A nine-page English-language tourist guide entitled A Brief Guide to al-Haram al-Sharif, published by the Supreme Moslem Council in 1930, contradicts Islamic Wakf officials who currently deny any Jewish connection to the Temple Mount. The guide states that the Temple Mount site "is one of the oldest in the world. Its sanctity dates from the earliest times. Its identity with the site of Solomon's Temple is beyond dispute. This, too, is the spot, according to universal belief, on which David built there an altar unto the Lord, and offered burnt offerings and peace offerings."

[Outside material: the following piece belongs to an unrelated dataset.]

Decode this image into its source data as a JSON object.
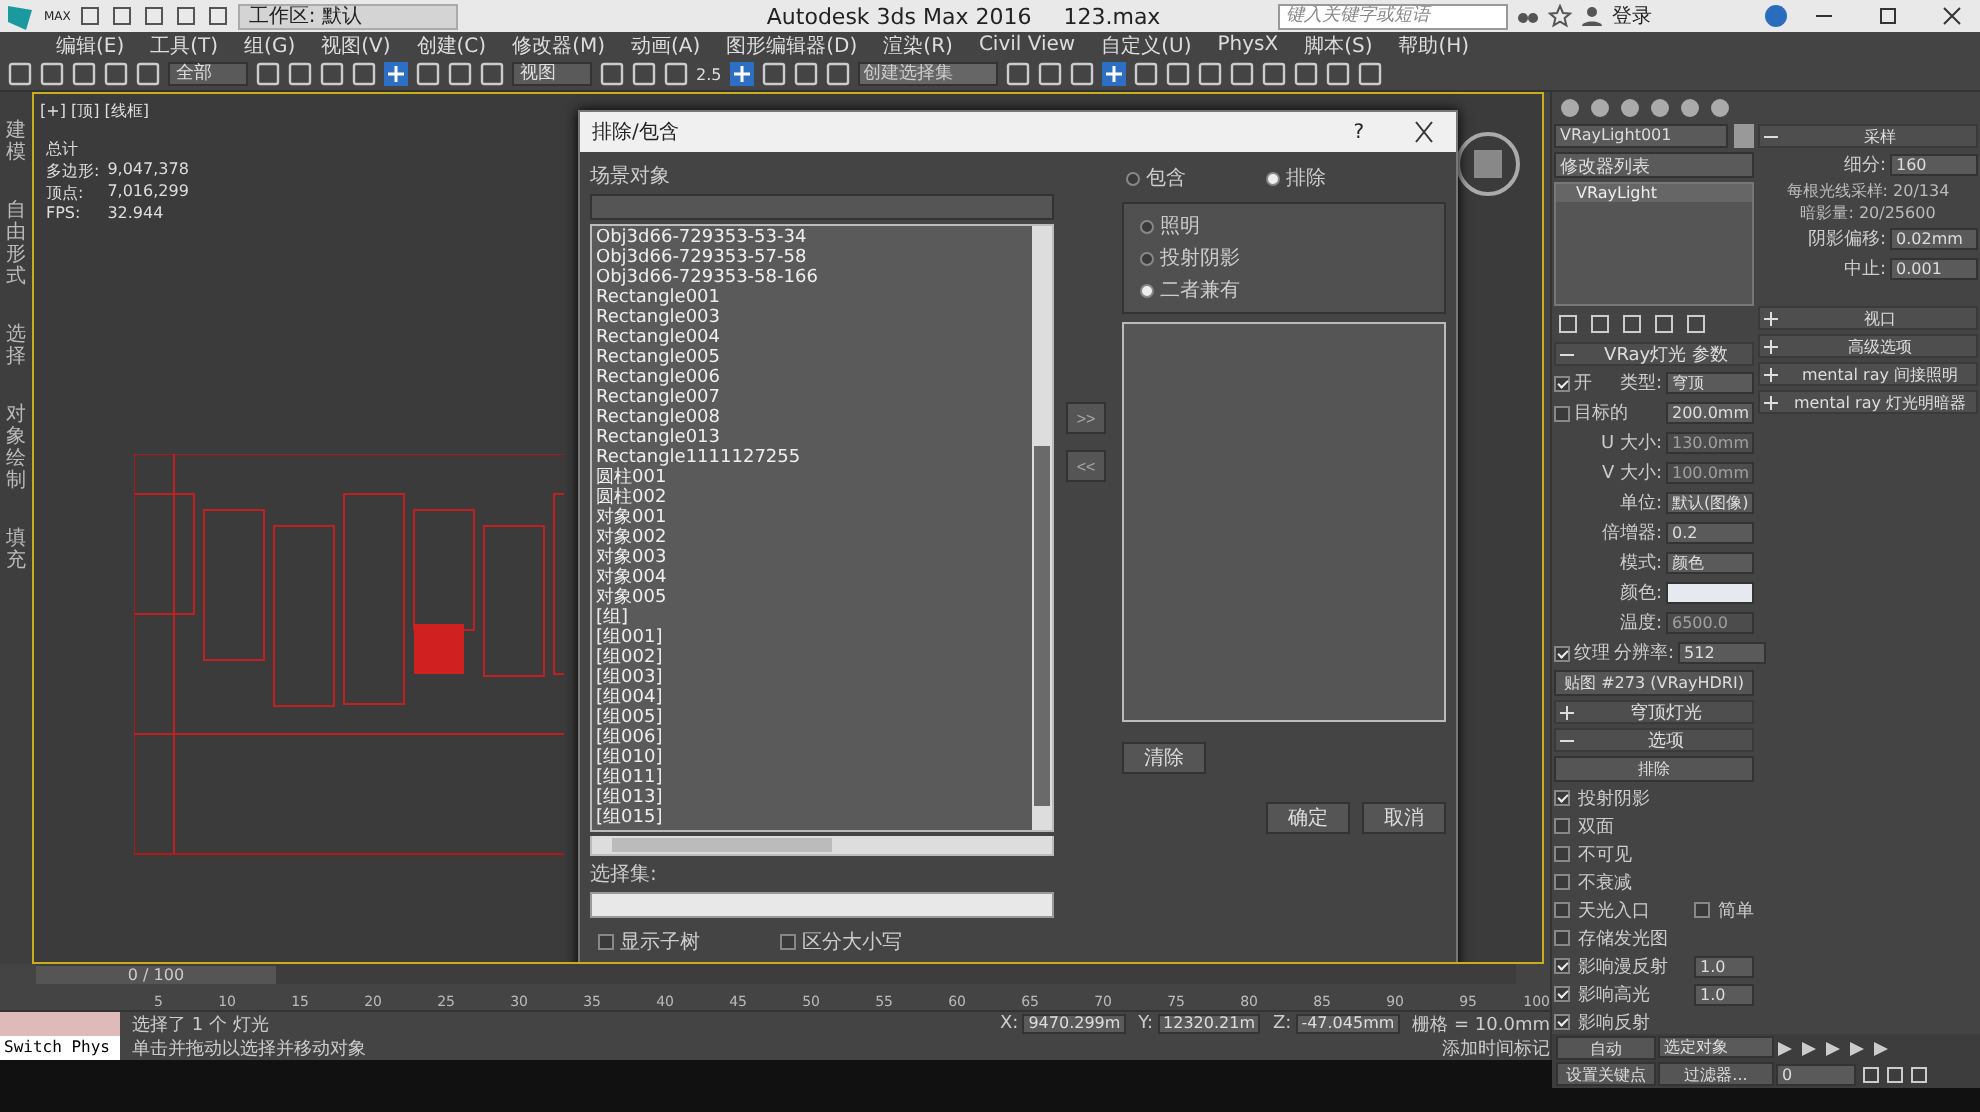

The Council was the supreme Moslem body in Jerusalem during the British Mandate. Its guide focused primarily on the Moslem connection to the site, which began in 637 A.D. In a description of the area of Solomon's Stables, which Islamic Wakf officials converted into a new mosque in 1996, the guide states: "...little is known for certain about the early history of the chamber itself. It dates probably as far back as the construction of Solomon's Temple... According to Josephus, it was in existence and was used as a place of refuge by the Jews at the time of the conquest of Jerusalem by Titus in the year 70 A.D."
Sources: Jerusalem Post, (January 26, 2001)